On May 13, 1943, Bob was making coffee in the engine room with water drawn off the engine’s boilers.  A huge explosion erupted overhead.  It was the ship’ #3 gun, which had jammed and burst.  For some reason, this event triggered a creeping feeling in Bob that he had to get off that ship. 

This feeling grew urgent during the predawn hours of July 6 when the Nicholas‘s Task Group encountered ten Japanese destroyers in the Kula Gulf.  The cruiser USS Helena had expended its flashless powder and illuminated itself with every shot, making it an easy target for the Japanese.  When the Helena flipped over, hundreds of men crawled like ants over its exposed hull.  The Nicholas, unable to identify the ship in the darkness and mistaking it for the enemy, fired on the Helena and killed many of its crew before finally sending out rescue parties.  “That’s friendly fire,” Bob explained to me solemnly.

Ten days after the Battle of Kula Bay, the Nicholas returned to Tulagi, and Bob saw the sign:

Admiral Halsey says: KILL OR BE KILLED.

That’s when a crew member came to Bob and said, “We’ve got to get out of the dungaree Navy.”  Bob had no idea what that meant, but he liked the sound of it.  Bob’s buddy explained that the Navy had just started something called the V-12 College Training Program where eligible seamen who passed a qualifying exam and were recommended by their commanders could go to college full-time and train for the officers corps.  In high school, Bob had taken and passed the exam for the Naval Academy.  He was an excellent student and ideal candidate for the program.   “This is my way out!” Bob thought.

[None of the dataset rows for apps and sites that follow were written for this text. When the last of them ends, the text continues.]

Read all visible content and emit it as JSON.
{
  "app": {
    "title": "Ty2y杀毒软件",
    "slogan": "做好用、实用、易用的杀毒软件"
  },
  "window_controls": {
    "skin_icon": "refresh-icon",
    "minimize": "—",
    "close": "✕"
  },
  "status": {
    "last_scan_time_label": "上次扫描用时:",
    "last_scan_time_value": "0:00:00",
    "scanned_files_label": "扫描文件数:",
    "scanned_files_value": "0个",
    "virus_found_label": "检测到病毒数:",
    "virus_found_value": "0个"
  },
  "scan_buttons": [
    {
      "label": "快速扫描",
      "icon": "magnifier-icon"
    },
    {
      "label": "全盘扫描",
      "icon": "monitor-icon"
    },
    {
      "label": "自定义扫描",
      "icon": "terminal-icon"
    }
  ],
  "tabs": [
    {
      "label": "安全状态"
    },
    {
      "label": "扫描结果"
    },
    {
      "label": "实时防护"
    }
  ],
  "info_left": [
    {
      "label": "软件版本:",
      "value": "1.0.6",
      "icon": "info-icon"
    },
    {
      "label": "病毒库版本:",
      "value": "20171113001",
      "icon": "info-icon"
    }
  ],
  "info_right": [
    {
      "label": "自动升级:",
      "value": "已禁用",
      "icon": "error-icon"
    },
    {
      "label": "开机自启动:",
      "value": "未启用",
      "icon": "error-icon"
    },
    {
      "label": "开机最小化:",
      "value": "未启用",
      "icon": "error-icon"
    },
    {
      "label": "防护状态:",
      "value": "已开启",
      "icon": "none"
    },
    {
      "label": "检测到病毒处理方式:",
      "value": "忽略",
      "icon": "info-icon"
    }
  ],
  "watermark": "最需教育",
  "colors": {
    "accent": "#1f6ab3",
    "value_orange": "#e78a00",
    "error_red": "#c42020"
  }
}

But the commander of the Nicholas had deliberately suppressed any news about the program.  he didn’t want any of his crew leaving the ship.  Bob submitted his application anyhow and heard nothing back.   He asked a yeoman who worked in the ship’s executive office about it.  The yeoman reported back to Bob.  “He told me that he found my application stuck to the bottom of the executive officer’s in-basket!” Bob explained to me with a laugh.

Attempting to report his grievance to the outside world, Bob wrote his widowed mother back home in Indiana.  The captain’s men censored outgoing letters, so he had to use code.  Quoting snippets from song lyrics about “Poor Solomon Levi” and suggesting that she write “G.W.G.,” Bob explained that he was near the Solomon Islands, was desperate to get out of the “dungaree Navy,” and that she should contact their Congressman, George W. Gillie, who lived on a neighboring farm, about getting Bob into the V-12 program.

The sharp-witted mother Mother Armstrong got right on it, and within a couple months, Bob received a letter from the Bureau of Navy Personnel explaining that there was no reason why Robert Armstrong should not be eligible for the V-12 College Training Program.

The Machinist’s Mate Second Class took the letter directly to the ship’s executive officer, a man named J.P. Coleman.  Coleman read it over and nodded.  He agreed that Bob should go into the program.  “I’d like to keep the letter for my files,” Coleman told Bob.  Bob cannily demurred.  “Sir, I’d prefer to keep that letter,” he said.

Bob left the Nicholas in January 1944 and worked hard in the V-12 program in Washington, DC, to make sure he never got assigned to combat duty again.  “I wanted to live!” he offers by way of explanation.

About that sign on Tulagi: I’ve never seen another reference to it.  Perhaps Bob is one of the few to remember it.  Or perhaps the sign was elsewhere, on the ship, not the island.  Or perhaps our sweet-natured, big-hearted, loving Reverend can’t bring himself to remember this ugly sign that did indeed appear on Tulagi below the name of Bull Halsey:

A Sign that Admiral William "Bull" Halsey Ordered to be Put on a Hillside at Tulagi